"""

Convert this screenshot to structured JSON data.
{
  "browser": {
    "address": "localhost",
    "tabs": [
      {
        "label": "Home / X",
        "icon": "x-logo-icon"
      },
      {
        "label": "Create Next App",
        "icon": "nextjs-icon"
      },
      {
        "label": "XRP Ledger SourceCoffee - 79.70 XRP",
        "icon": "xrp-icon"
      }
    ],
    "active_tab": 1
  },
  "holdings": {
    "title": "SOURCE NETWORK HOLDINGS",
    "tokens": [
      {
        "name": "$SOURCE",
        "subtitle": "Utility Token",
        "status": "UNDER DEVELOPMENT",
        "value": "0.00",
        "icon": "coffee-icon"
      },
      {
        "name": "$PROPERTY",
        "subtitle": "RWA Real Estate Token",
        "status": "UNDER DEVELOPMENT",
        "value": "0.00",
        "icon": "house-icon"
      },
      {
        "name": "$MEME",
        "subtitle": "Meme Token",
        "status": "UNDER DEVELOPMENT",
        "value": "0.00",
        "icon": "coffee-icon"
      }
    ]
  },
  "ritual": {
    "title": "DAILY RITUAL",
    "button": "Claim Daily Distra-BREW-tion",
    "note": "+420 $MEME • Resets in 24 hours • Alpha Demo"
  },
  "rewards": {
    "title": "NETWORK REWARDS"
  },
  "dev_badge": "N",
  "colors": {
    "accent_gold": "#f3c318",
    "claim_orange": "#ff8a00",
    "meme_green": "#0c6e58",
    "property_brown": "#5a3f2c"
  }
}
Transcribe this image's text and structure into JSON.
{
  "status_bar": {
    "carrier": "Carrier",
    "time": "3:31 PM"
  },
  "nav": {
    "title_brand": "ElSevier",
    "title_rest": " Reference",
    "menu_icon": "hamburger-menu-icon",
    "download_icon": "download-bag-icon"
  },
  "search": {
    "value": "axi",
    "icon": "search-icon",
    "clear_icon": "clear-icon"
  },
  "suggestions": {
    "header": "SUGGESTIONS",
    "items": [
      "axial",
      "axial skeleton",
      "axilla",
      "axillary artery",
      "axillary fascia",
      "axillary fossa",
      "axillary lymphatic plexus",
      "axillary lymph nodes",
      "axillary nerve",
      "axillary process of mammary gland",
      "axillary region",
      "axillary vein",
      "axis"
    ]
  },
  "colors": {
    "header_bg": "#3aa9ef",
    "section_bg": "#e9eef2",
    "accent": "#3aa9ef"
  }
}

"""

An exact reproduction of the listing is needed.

Convert this screenshot to structured JSON data.
{
  "browser": {
    "address": "localhost",
    "tabs": [
      {
        "label": "Home / X",
        "icon": "x-logo-icon"
      },
      {
        "label": "Create Next App",
        "icon": "nextjs-icon"
      },
      {
        "label": "XRP Ledger SourceCoffee - 79.70 XRP",
        "icon": "xrp-icon"
      }
    ],
    "active_tab": 1
  },
  "holdings": {
    "title": "SOURCE NETWORK HOLDINGS",
    "tokens": [
      {
        "name": "$SOURCE",
        "subtitle": "Utility Token",
        "status": "UNDER DEVELOPMENT",
        "value": "0.00",
        "icon": "coffee-icon"
      },
      {
        "name": "$PROPERTY",
        "subtitle": "RWA Real Estate Token",
        "status": "UNDER DEVELOPMENT",
        "value": "0.00",
        "icon": "house-icon"
      },
      {
        "name": "$MEME",
        "subtitle": "Meme Token",
        "status": "UNDER DEVELOPMENT",
        "value": "0.00",
        "icon": "coffee-icon"
      }
    ]
  },
  "ritual": {
    "title": "DAILY RITUAL",
    "button": "Claim Daily Distra-BREW-tion",
    "note": "+420 $MEME • Resets in 24 hours • Alpha Demo"
  },
  "rewards": {
    "title": "NETWORK REWARDS"
  },
  "dev_badge": "N",
  "colors": {
    "accent_gold": "#f3c318",
    "claim_orange": "#ff8a00",
    "meme_green": "#0c6e58",
    "property_brown": "#5a3f2c"
  }
}
Transcribe this image's text and structure into JSON.
{
  "status_bar": {
    "carrier": "Carrier",
    "time": "3:31 PM"
  },
  "nav": {
    "title_brand": "ElSevier",
    "title_rest": " Reference",
    "menu_icon": "hamburger-menu-icon",
    "download_icon": "download-bag-icon"
  },
  "search": {
    "value": "axi",
    "icon": "search-icon",
    "clear_icon": "clear-icon"
  },
  "suggestions": {
    "header": "SUGGESTIONS",
    "items": [
      "axial",
      "axial skeleton",
      "axilla",
      "axillary artery",
      "axillary fascia",
      "axillary fossa",
      "axillary lymphatic plexus",
      "axillary lymph nodes",
      "axillary nerve",
      "axillary process of mammary gland",
      "axillary region",
      "axillary vein",
      "axis"
    ]
  },
  "colors": {
    "header_bg": "#3aa9ef",
    "section_bg": "#e9eef2",
    "accent": "#3aa9ef"
  }
}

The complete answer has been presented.